Your objective:
Please keep the images out and set down the data exactly as given.

(Beginning of Provided material)

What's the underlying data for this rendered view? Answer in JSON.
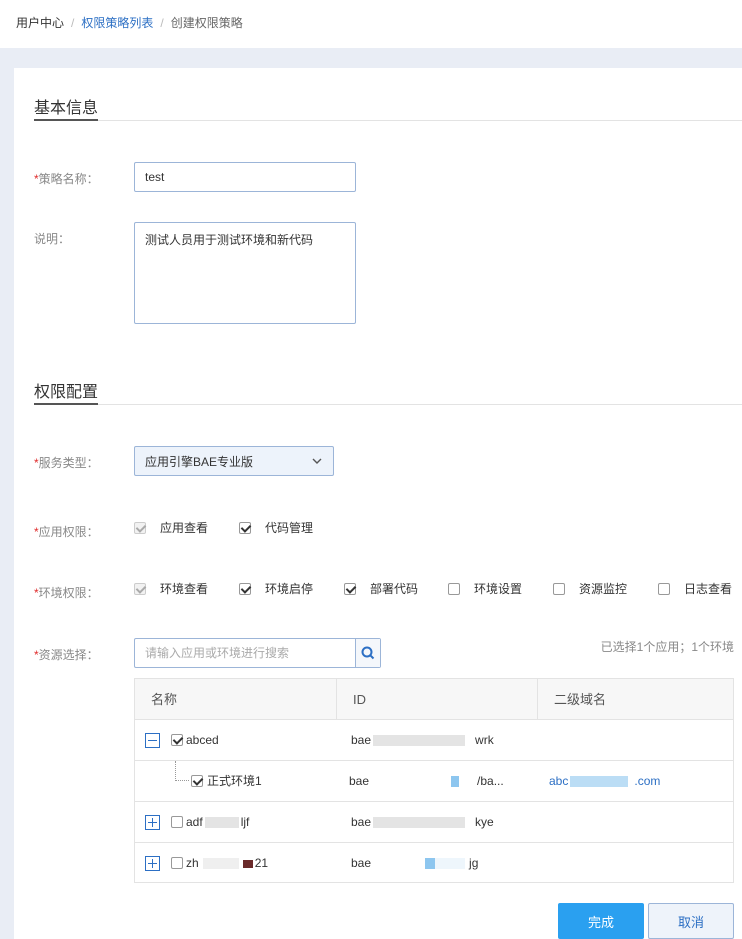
{
  "breadcrumb": {
    "items": [
      "用户中心",
      "权限策略列表",
      "创建权限策略"
    ],
    "separator": "/"
  },
  "basic_info": {
    "title": "基本信息",
    "name_label": "策略名称：",
    "name_value": "test",
    "desc_label": "说明：",
    "desc_value": "测试人员用于测试环境和新代码"
  },
  "permission": {
    "title": "权限配置",
    "service_label": "服务类型：",
    "service_value": "应用引擎BAE专业版",
    "app_label": "应用权限：",
    "app_options": [
      {
        "label": "应用查看",
        "checked": true,
        "disabled": true
      },
      {
        "label": "代码管理",
        "checked": true,
        "disabled": false
      }
    ],
    "env_label": "环境权限：",
    "env_options": [
      {
        "label": "环境查看",
        "checked": true,
        "disabled": true
      },
      {
        "label": "环境启停",
        "checked": true,
        "disabled": false
      },
      {
        "label": "部署代码",
        "checked": true,
        "disabled": false
      },
      {
        "label": "环境设置",
        "checked": false,
        "disabled": false
      },
      {
        "label": "资源监控",
        "checked": false,
        "disabled": false
      },
      {
        "label": "日志查看",
        "checked": false,
        "disabled": false
      }
    ],
    "resource_label": "资源选择：",
    "search_placeholder": "请输入应用或环境进行搜索",
    "selected_summary": "已选择1个应用；1个环境"
  },
  "table": {
    "headers": [
      "名称",
      "ID",
      "二级域名"
    ],
    "rows": [
      {
        "name_prefix": "abced",
        "name_suffix": "",
        "id_prefix": "bae",
        "id_suffix": "wrk",
        "domain": "",
        "expanded": true,
        "checked": true
      },
      {
        "name_prefix": "正式环境1",
        "name_suffix": "",
        "id_prefix": "bae",
        "id_suffix": "/ba...",
        "domain_prefix": "abc",
        "domain_suffix": ".com",
        "child": true,
        "checked": true
      },
      {
        "name_prefix": "adf",
        "name_suffix": "ljf",
        "id_prefix": "bae",
        "id_suffix": "kye",
        "domain": "",
        "expanded": false,
        "checked": false
      },
      {
        "name_prefix": "zh",
        "name_suffix": "21",
        "id_prefix": "bae",
        "id_suffix": "jg",
        "domain": "",
        "expanded": false,
        "checked": false
      }
    ]
  },
  "actions": {
    "confirm": "完成",
    "cancel": "取消"
  },
  "colors": {
    "accent": "#2aa0f0",
    "link": "#2c6fc4",
    "required": "#e02b2b"
  }
}
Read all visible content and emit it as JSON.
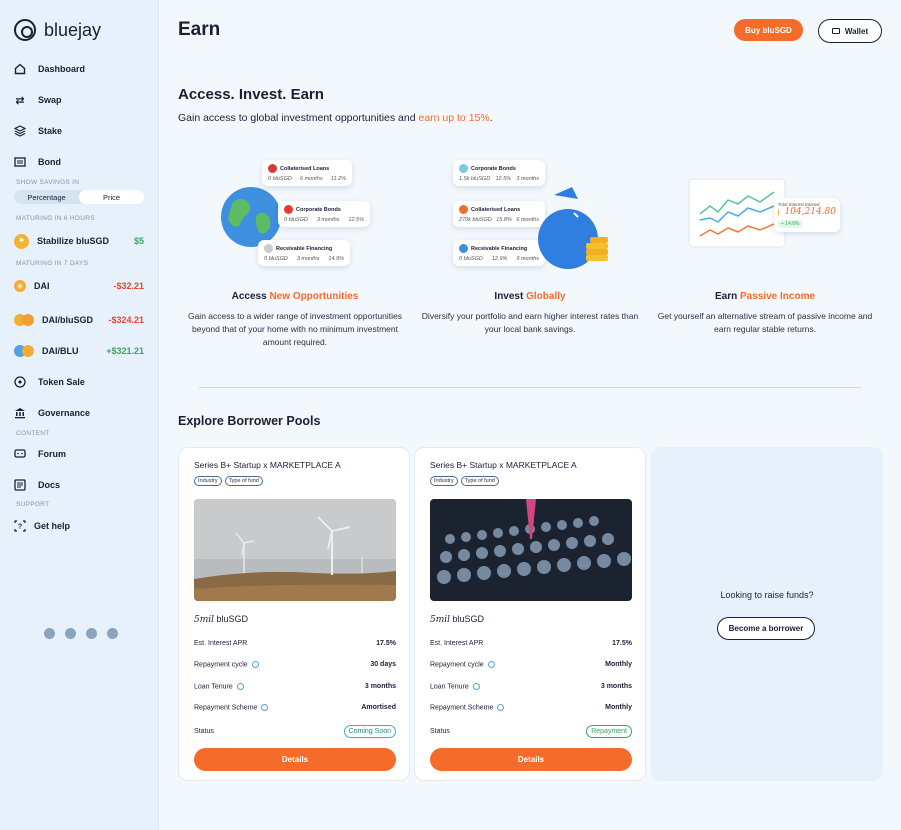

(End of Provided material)

Exercise solution:
What's the underlying data for this rendered view? Answer in JSON.
{
  "breadcrumb": {
    "items": [
      "用户中心",
      "权限策略列表",
      "创建权限策略"
    ],
    "separator": "/"
  },
  "basic_info": {
    "title": "基本信息",
    "name_label": "策略名称：",
    "name_value": "test",
    "desc_label": "说明：",
    "desc_value": "测试人员用于测试环境和新代码"
  },
  "permission": {
    "title": "权限配置",
    "service_label": "服务类型：",
    "service_value": "应用引擎BAE专业版",
    "app_label": "应用权限：",
    "app_options": [
      {
        "label": "应用查看",
        "checked": true,
        "disabled": true
      },
      {
        "label": "代码管理",
        "checked": true,
        "disabled": false
      }
    ],
    "env_label": "环境权限：",
    "env_options": [
      {
        "label": "环境查看",
        "checked": true,
        "disabled": true
      },
      {
        "label": "环境启停",
        "checked": true,
        "disabled": false
      },
      {
        "label": "部署代码",
        "checked": true,
        "disabled": false
      },
      {
        "label": "环境设置",
        "checked": false,
        "disabled": false
      },
      {
        "label": "资源监控",
        "checked": false,
        "disabled": false
      },
      {
        "label": "日志查看",
        "checked": false,
        "disabled": false
      }
    ],
    "resource_label": "资源选择：",
    "search_placeholder": "请输入应用或环境进行搜索",
    "selected_summary": "已选择1个应用；1个环境"
  },
  "table": {
    "headers": [
      "名称",
      "ID",
      "二级域名"
    ],
    "rows": [
      {
        "name_prefix": "abced",
        "name_suffix": "",
        "id_prefix": "bae",
        "id_suffix": "wrk",
        "domain": "",
        "expanded": true,
        "checked": true
      },
      {
        "name_prefix": "正式环境1",
        "name_suffix": "",
        "id_prefix": "bae",
        "id_suffix": "/ba...",
        "domain_prefix": "abc",
        "domain_suffix": ".com",
        "child": true,
        "checked": true
      },
      {
        "name_prefix": "adf",
        "name_suffix": "ljf",
        "id_prefix": "bae",
        "id_suffix": "kye",
        "domain": "",
        "expanded": false,
        "checked": false
      },
      {
        "name_prefix": "zh",
        "name_suffix": "21",
        "id_prefix": "bae",
        "id_suffix": "jg",
        "domain": "",
        "expanded": false,
        "checked": false
      }
    ]
  },
  "actions": {
    "confirm": "完成",
    "cancel": "取消"
  },
  "colors": {
    "accent": "#2aa0f0",
    "link": "#2c6fc4",
    "required": "#e02b2b"
  }
}
Read all visible content and emit it as JSON.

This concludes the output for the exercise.